The programme of up-dating the Army equipment proceeds. Challenger-II has been selected as the new tank and the Vickers self-propelled 155 mm gun has been selected for the Artillery. REME repair training continues to adapt, covering both these new additions and also the older equipment. The REME seeks to incorporate design improvements in the development stages of each new vehicle or weapon system. In spite of reduced defence budgets the REME remains in control of the overall husbandry of Army equipment and continues to provide direct repair support to the Army.
The REME in the Gulf War
The first REME tradesman arrived in SAUDI ARABIA less than one month after Iraq had invaded Kuwait. From that day on, through the peak of activity, 3,700 REME soldiers were deployed in that theatre until the departure of the last men with the Logistic Support Group in July 1991. The Corps of REME was intimately involved in the preparation and modification of equipment for desert warfare, repair support during the land war and finally recovery of the Force back to Europe. Without the dedicated commitment and the high level of technical skill demonstrated by all the REME personnel, tired vehicles and other vital equipment would have ground to a halt, the logistic stocks would not have been out-loaded and the Division could not have taken part so effectively in Operation 'DESERT STORM'. The Division was able to advance 290 Km in 66 hours with remarkably few equipment casualties against a numerically superior enemy. There is no doubt that the support provided by the REME played a vital role in keeping the Force moving inexorably towards final victory.

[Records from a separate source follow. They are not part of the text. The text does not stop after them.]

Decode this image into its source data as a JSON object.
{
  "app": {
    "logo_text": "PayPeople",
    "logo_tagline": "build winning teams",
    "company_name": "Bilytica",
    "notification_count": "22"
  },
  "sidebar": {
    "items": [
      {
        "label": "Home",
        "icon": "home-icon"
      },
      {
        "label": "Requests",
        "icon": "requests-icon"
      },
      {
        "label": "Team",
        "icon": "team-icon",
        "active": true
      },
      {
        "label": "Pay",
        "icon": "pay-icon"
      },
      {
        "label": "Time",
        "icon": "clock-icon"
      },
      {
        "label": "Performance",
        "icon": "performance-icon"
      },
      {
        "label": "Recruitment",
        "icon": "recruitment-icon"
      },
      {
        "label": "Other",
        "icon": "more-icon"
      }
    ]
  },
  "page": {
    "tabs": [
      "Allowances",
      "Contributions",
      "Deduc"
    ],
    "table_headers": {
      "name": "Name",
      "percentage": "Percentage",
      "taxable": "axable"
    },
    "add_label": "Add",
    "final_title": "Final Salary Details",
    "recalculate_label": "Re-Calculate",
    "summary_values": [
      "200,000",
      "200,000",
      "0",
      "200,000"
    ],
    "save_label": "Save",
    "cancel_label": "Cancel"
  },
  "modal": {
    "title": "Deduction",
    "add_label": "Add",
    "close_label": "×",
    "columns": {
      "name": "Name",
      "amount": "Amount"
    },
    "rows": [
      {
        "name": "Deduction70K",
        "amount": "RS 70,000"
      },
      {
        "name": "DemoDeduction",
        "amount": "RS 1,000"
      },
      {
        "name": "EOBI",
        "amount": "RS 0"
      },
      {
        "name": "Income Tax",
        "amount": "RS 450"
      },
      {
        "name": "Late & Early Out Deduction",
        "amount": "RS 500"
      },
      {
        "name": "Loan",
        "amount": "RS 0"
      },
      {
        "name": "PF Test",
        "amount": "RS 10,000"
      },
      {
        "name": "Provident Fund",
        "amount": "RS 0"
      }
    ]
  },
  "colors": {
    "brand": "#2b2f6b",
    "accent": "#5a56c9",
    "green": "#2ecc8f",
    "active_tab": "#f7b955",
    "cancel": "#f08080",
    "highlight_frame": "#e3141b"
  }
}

This brief outline history of the EME is just a layman's effort to highlight the true value and the glittering performance of a Service which has generally been under-estimated. The aim of the Ex has been to explode that myth about the EME personnel being NCEs because these personnel were amongst the first ashore on the Normandy beaches and the Falkland Islands beachheads in addition to many other front-line campaigns. Long ago in 1942, at the peak of World War II, Major-General Sir Bertram Rowcroft (DME), an Officer of the ASC, was the brains behind the organisation and formation of a new Corps of EME and his illustrious name will be perpetuated as the Godfather of the Corps of EME. The depth and the breadth of his brilliant skills in the enlightened proposals which he set forth for the formation of a new Corps provided a very firm and promising foundation for the future of EME which has been enriched by his foresight. Finally, one would like to think that some of our senior and eminent EME stalwarts would come forward to compile the detailed history of EME operations during the 1965 and 1971 wars - a task which of course is far beyond my own amateur limitations.